The history of Thomas Pounde, undoubted as are the facts, reads more like a tale of fiction than one of real life. If we consider his wonderful conversion, his long and painful imprisonment of thirty years, shifted from dungeon to dungeon, becoming an inmate of no less than ten or eleven different prisons, the extreme severity exercised towards him, with the self-imposed addition of the severest corporal austerities, his undaunted courage in facing the adversary, his petitioning for and reception into the Society of Jesus in prison, in 1579, spending his whole Religious life there, until 1602-3, when, upon the accession of James L, being released, he was, by order of his Superiors, sent to his paternal mansion at Belmont, and died there in the very same room in which, seventy-six years before, he had first seen the light of day, the whole seems rather the production of man's invention than what it is—the sober record of undoubted facts. As to our confessor's degree in the Society of Jesus, having received a liberal education, partly at Winchester College, and partly in London, studying civil law there to prepare himself for the Bar, and being besides naturally a man of considerable talent,. good wit, and ready speech, we may presume that, under ordinary circumstances, his Superiors would have designed him for the degree of the Priesthood, but as his long and unbroken imprisonment rendered this quite impossible, either the Temporal Coadjutors must claim the honour of possessing this great athlete of Christ, or he must be regarded as a Scholastic awaiting an opportunity of being advanced to the Priesthood. We may imagine his making his vows of Religion to Father Weston, alias Edmonds, when confined in Wisbeach Castle with him. He may, too, have found occasional opportunities of making the accustomed renovation of vows to our Fathers of the Society or other Priests he may have met with in some of the various prisons, and he may also have made his solemn vows in like manner, though there is no record of the fact Nevertheless, he truly made a good noviceship!

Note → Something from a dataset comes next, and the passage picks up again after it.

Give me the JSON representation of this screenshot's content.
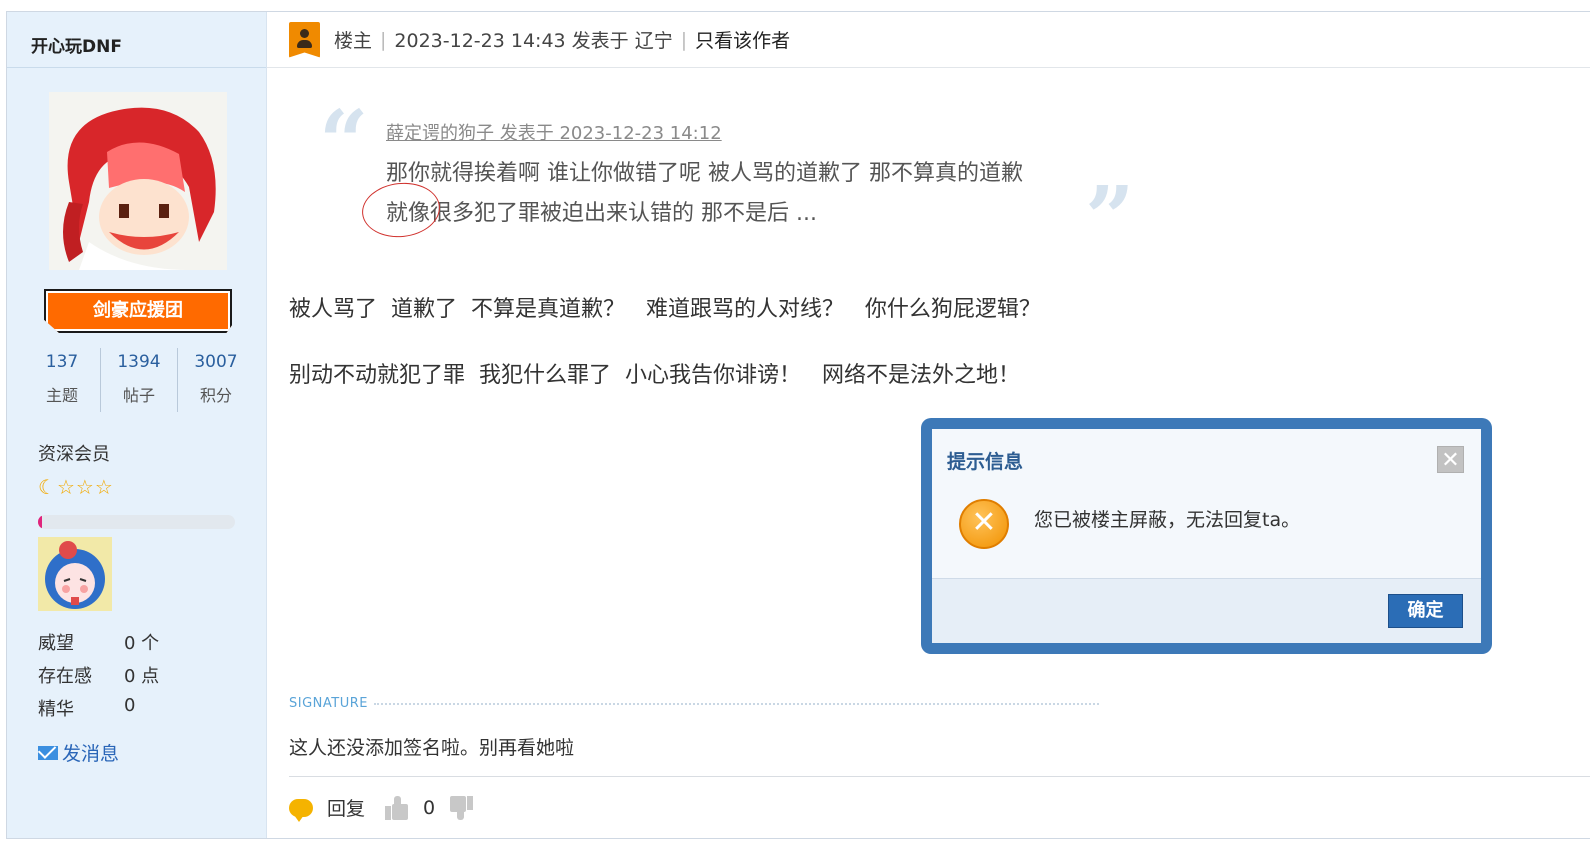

II. George Gilbert, formerly of Suffolk, Esquire, the dear friend of Thomas Pounde, another noble sample of the same type; an English young gentleman who, having embraced the Catholic faith, in which he had not been brought up, devoted himself to works of charity, and who, more fortunate than his friend Thomas Pounde, after doing all he could for his religion at home, and suffering the confiscation of his ample estates and fortune, being hotly pursued by the pursuivants, retired abroad, and proceeding to Rome, gave himself up to the service of God and his neighbours, intending to enter the Society of Jesus, which he dearly loved and admired. It pleased God to accept this intention; for, being seized with mortal sickness, he was both admitted to the Society as a Novice, and allowed to make the vows of Religion in artiulo mortis. (a)

III. The Rev. Father Thomas Darbyshire, a learned and eminent Father of the Society of Jesus, and an exile for his faith, and who, under God, was the first means of the conversion of George Gilbert to the true faith. An Oxford man, and in the reign of Mary a high dignitary of the Catholic Church in England. He was nephew of Bonner, the famous Catholic Bishop and confessor, who died of his sufferings in prison under Elizabeth.

(a) Father Henry More, SJ., Hist. Prov. Angl S.J.; Father Bartoli, Istoria della Comp. di Gcsu Inghilterra; Father Tanner, Soc. Jesu Apost. Imitatrix; Life of Campion, by Robert Simpson, Esq., &c